Conclusion

Both the internal and external factors influence the buying decision of consumers. Internal influences include: motivation, perception, learning, personality and attitude. Motivation makes the buyer to seek the satisfaction. Perception influences buyer’s acquisition and consumption of products based on certain parameters. Learning results from processing of information and causes changes in memory in buying the product. Personality are inherent traits that determine the type of products to be bought. Attitude are pre-conceived beliefs by consumers towards a given product. On the other hand, external influences involve group influence and culture. Group influence also known as reference group are the opinion leaders influencing buyers in the market. Culture refers to the norm and values influencing buyer behavior. From the above analysis, the buyer of the Ford Fusion is highly influenced by the internal factors. However, the external factors have little or no influence of his buying behavior of the posh car.    
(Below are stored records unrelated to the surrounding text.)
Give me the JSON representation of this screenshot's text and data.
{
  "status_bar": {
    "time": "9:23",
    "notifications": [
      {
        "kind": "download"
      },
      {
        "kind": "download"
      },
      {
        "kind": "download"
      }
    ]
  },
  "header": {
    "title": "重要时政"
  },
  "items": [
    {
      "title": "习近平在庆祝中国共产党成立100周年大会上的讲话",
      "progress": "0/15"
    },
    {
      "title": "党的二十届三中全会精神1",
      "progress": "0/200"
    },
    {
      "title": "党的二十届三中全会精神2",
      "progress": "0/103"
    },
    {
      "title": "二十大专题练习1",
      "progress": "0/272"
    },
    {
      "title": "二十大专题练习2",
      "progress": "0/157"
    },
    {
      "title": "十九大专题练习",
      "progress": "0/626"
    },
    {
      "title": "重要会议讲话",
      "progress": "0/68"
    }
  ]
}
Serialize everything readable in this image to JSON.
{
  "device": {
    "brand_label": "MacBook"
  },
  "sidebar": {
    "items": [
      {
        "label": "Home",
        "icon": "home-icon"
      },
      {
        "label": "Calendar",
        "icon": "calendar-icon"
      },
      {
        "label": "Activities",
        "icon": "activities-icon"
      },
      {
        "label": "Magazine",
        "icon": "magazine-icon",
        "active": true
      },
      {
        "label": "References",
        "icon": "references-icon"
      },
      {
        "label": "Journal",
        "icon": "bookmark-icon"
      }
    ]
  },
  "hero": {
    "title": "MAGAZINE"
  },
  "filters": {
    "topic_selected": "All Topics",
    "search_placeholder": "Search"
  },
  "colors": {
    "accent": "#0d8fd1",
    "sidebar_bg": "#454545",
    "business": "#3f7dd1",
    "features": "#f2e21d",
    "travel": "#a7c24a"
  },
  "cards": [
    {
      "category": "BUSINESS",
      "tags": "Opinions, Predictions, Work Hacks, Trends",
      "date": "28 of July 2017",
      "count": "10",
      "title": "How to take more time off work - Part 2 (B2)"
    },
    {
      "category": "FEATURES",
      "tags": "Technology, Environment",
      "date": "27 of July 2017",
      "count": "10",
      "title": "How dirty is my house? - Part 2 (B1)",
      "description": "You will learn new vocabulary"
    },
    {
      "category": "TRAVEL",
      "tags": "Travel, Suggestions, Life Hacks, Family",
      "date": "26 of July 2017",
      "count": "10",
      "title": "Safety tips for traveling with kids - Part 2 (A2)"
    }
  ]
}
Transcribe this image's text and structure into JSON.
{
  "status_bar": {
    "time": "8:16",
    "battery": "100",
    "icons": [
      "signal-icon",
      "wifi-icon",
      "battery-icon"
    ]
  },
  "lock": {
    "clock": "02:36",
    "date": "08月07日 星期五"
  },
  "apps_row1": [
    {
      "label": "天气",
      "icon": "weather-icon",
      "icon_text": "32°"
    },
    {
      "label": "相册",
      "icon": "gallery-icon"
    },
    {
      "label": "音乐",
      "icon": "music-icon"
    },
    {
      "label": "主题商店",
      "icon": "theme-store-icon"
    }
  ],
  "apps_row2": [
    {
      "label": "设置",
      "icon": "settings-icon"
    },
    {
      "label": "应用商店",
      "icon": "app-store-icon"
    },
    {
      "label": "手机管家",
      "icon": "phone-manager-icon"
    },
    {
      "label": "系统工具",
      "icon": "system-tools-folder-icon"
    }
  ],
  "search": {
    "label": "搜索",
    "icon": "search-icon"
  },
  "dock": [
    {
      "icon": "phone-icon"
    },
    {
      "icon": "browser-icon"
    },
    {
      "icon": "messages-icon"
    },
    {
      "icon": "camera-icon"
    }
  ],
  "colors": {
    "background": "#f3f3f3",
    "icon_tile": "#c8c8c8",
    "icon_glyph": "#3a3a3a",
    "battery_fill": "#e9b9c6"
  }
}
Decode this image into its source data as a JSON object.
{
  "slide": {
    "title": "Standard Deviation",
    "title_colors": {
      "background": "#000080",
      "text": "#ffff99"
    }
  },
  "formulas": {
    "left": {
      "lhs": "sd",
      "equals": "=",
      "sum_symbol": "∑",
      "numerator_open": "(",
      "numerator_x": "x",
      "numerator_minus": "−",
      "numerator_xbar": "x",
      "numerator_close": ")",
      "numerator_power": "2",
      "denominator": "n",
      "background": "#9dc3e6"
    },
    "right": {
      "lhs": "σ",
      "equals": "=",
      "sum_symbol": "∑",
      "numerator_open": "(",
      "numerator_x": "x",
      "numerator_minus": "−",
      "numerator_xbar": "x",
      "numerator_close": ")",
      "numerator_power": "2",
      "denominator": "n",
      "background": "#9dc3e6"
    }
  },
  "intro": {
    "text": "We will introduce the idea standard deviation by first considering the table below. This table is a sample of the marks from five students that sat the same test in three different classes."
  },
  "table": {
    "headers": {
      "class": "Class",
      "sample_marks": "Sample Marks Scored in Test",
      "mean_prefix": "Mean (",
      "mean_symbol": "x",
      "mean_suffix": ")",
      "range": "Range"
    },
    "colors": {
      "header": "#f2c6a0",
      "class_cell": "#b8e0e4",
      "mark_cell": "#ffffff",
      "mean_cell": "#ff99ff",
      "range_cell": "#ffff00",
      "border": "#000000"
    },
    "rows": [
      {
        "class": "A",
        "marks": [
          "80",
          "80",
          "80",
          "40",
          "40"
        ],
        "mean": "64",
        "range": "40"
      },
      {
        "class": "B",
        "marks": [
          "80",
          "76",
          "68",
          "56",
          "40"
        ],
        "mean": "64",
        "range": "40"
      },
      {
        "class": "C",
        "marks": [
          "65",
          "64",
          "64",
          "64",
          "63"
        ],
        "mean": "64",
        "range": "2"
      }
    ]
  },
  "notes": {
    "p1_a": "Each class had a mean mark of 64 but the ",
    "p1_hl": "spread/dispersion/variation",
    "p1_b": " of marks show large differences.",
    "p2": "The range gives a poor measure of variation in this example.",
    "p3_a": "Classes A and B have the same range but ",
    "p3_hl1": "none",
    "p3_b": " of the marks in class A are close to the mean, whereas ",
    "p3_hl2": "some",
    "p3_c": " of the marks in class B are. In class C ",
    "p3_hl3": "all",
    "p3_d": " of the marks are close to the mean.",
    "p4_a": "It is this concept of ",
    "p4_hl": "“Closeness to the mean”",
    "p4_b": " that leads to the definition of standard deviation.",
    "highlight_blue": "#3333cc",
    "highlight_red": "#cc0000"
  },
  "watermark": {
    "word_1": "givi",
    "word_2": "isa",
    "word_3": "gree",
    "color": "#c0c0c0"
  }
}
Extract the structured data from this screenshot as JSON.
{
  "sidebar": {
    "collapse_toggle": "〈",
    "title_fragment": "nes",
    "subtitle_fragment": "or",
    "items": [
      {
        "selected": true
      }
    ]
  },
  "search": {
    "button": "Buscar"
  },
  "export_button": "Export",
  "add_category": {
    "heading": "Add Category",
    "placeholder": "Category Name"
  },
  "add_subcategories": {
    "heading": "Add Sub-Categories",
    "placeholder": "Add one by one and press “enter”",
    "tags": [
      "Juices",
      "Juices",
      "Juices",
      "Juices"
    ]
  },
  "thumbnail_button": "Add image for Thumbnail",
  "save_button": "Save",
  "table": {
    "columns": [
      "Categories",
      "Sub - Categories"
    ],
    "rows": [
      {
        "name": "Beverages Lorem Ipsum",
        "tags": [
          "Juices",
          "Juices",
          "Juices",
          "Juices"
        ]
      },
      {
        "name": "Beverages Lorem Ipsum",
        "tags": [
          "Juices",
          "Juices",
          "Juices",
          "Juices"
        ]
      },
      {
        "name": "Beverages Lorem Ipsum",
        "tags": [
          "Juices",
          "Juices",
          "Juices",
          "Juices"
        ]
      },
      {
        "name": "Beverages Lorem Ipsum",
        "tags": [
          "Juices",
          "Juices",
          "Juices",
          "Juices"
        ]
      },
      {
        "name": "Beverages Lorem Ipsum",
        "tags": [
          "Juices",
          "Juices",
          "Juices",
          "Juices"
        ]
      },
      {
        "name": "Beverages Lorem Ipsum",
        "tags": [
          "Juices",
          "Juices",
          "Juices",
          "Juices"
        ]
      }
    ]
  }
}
References

Armstrong, J., S. (2003). Prediction of Consumer Behavior by Experts and Novices. Journal of Consumer Research, 18, 251–256.

Arnould, E. J. (2006). Consumer Culture Theory: Retrospect and Prospect. European Advances in Consumer Research, 7 (1), 605–607.

Arnould, E. J., and Thompson, C., J. (2005). Consumer Culture Theory (CCT): Twenty Years of Research. Journal of Consumer Research, 31 (4): 868–882.

Belch, G.E., & Belch, M.A. (2007). Advertising and Promotion: An Integrated Marketing Communications Perspective, 7th Ed. New York: McGrawHill/Irwin.

Critcher, C. R., & Gilovich, T. (2010). Inferring Attitudes from Mind Wandering. Personality and Social Psychology Bulletin, 36(9), 1255-1266.

Davison, R. (2013). Ford’s Exit Spells the End of the Road for Manufacturing. Australia: The Conversion Australia.

Foxall, G. (2005.) Understanding Consumer Choice. Baingstoke: Palgrave Macmillian.

Gilovich, T., Keltner, D., & Nisbett, R. E. (2006). Social Psychology. New York: Norton & Company.

Gregory, R. (1974). Concepts and Mechanisms of Perception. London: Duckworth.

Hirsh, J. B., Kang, S. K., and Bodenhausen, G. V. (2012). Personalized persuasion: Tailoring persuasive appeals to recipient personality traits. Psychological Science, 23, 578-581.

Khosla, S. (2010). Consumer Psychology: The essence of Marketing. International Journal of Educational Administration, 2 (2), 220–220.

Kuester, S. (2012). MKT 301: Strategic Marketing and Marketing in Specific Industry Contexts. Mannheim: University of Mannheim.

Maslow, A. H. (1970). Motivation and Personality, 2nd. Ed. New York: Harper & Row.

Quester, P. (2011). Consumer Behavior: Implications for Marketing Strategy. New York: McGraw- Hill.

Schouten, J., and McAlexander, J., H. (2004). Subcultures of Consumption: An Ethnography of the New Bikers. Journal of Consumer Research, 22 (3): 43–61.

       

           

      

             

  

         

Newsletter

Make sure you dont miss interesting happenings by joining our newsletter program.

Contact us

Talk to us today. Use the contact provided below

  • Hot line: +1-3155576175

Connect with us

We're on Social Networks. Follow us & get in touch.
You are here: Home Resources Factors Influencing the Buyer Behavior